Seniors are particularly vulnerable to Covid-19. So far, 1 in 7 have gotten a booster shot of vaccine
As the US tries to stave off another Covid-19 surge this winter, health experts encourage anyone who is eligible to get a booster dose of vaccine do so. About 10.7 million people have received a booster shot, including roughly 15% of seniors ages 65 and up, according to data from the US Centers for Disease Control and Prevention. So far, only the Pfizer vaccine has been authorized for use as a booster for certain high-risk groups who received two doses of the Pfizer vaccine at least six months ago, the US Food and Drug Administration said. Advisers to the FDA recently recommended booster doses for some people who got the Moderna or Johnson & Johnson vaccines.
UK faces calls for ‘Plan B’ with virus cases high and rising
Life has returned to normal for millions in Britain since coronavirus restrictions were lifted over the summer. But while the rules have vanished, the virus hasn’t. Many scientists are now calling on the government to reimpose social restrictions and speed up booster vaccinations as coronavirus infection rates, already Europe’s highest, rise still further. The U.K. recorded 43,738 new COVID-19 cases on Tuesday, slightly down from the 49,156 reported Monday, which was the largest number since mid-July. New infections have averaged more than 44,000 a day over the past week, a 16% increase on the week before. Last week, the Office for National Statistics estimated that one in 60 people in England had the virus, one of the highest levels seen in Britain during the pandemic.
Pfizer/BioNTech COVID-19 vaccine highly protective in 12-18 age group - U.S. CDC study
The Pfizer Inc/BioNTech SE COVID-19 vaccine was 93% effective in preventing hospitalizations among those aged 12 to 18, according to an analysis released by the U.S. Centers for Disease Control and Prevention (CDC) on Tuesday. The study was conducted between June and September, when the extremely contagious Delta variant of the coronavirus was predominant. Yet, the data from 19 pediatric hospitals showed that among the 179 patients who were hospitalized for COVID-19, 97% were unvaccinated, providing reassurance of the vaccine's efficacy.
Oxford scientists working on new Covid vaccine to target Delta variant

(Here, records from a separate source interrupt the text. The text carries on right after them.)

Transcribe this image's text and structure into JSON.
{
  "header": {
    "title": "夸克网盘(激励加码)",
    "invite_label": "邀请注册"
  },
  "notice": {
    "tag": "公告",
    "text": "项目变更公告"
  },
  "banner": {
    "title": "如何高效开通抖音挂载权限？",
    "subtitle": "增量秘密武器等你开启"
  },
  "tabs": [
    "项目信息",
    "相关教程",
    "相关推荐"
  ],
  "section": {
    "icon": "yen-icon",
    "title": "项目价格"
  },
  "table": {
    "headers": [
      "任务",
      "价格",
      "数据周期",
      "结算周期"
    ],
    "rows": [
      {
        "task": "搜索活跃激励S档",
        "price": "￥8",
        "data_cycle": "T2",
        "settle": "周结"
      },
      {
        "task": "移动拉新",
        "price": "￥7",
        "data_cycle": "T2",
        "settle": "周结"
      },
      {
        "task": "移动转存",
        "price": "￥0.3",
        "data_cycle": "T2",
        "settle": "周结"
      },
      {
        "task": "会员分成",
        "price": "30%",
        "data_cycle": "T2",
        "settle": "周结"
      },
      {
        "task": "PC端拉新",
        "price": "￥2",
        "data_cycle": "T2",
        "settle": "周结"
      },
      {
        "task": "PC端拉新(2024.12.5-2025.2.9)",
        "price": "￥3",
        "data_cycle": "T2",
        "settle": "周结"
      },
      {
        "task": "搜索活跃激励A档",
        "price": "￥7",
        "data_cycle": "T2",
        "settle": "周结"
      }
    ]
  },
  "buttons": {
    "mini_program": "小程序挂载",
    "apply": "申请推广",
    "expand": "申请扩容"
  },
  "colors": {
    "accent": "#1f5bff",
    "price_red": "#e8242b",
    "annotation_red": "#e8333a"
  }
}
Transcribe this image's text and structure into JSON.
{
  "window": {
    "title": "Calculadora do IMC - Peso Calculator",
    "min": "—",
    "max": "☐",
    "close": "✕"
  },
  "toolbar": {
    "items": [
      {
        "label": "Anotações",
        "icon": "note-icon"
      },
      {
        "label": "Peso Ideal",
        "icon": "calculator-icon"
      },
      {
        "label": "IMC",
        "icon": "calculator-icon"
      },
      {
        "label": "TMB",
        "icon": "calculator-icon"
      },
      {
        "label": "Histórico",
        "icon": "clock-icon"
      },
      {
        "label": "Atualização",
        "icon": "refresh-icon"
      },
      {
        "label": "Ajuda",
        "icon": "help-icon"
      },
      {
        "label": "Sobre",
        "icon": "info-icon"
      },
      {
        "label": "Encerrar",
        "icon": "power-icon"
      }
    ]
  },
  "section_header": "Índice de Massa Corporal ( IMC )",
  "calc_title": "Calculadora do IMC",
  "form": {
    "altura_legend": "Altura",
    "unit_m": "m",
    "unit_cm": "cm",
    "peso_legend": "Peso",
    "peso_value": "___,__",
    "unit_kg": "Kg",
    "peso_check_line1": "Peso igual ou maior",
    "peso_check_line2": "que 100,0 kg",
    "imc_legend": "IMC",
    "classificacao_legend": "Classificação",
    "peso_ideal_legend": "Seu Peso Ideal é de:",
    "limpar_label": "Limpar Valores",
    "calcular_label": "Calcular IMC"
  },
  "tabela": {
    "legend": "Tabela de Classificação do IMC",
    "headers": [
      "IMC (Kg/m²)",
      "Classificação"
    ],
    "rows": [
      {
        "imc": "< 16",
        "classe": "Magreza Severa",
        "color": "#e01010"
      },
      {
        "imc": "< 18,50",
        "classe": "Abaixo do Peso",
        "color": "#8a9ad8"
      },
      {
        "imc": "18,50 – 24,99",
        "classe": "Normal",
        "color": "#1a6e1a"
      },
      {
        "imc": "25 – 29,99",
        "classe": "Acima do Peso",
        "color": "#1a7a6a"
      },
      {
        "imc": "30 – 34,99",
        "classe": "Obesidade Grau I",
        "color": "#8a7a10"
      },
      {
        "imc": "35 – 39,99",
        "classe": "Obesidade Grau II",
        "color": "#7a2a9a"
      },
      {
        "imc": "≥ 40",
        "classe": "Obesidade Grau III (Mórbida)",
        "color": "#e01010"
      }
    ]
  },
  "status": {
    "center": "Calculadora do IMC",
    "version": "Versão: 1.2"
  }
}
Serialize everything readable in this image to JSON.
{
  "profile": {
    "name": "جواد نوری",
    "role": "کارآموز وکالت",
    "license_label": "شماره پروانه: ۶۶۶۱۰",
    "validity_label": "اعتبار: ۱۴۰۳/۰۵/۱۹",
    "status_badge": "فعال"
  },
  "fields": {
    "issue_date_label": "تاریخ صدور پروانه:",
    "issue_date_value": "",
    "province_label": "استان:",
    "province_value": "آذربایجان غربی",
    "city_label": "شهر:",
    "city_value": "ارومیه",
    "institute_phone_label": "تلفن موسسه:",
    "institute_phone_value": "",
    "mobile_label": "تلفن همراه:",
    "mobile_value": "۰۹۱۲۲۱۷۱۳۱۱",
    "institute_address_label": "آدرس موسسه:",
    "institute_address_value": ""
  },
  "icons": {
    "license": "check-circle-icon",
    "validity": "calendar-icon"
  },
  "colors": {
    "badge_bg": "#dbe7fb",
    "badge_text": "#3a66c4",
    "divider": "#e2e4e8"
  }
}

A new and modified version of the Oxford vaccine is being developed to target the Delta coronavirus variant, The Independent understands. Early work has been started by members of Professor Dame Sarah Gilbert’s team at the University of Oxford – the same scientists behind the AstraZeneca jab first rolled out in January. A source told The Independent the new vaccine was being designed with the aim of “having something on the shelf ready to scale up – if it’s needed”. Although the UK’s vaccine programme was singled out as a success in a recent report which largely condemned the government for its handling of Covid-19, scientists have insisted there is still more to be done in better protecting the nation, with large pockets of the population and certain communities still not fully vaccinated.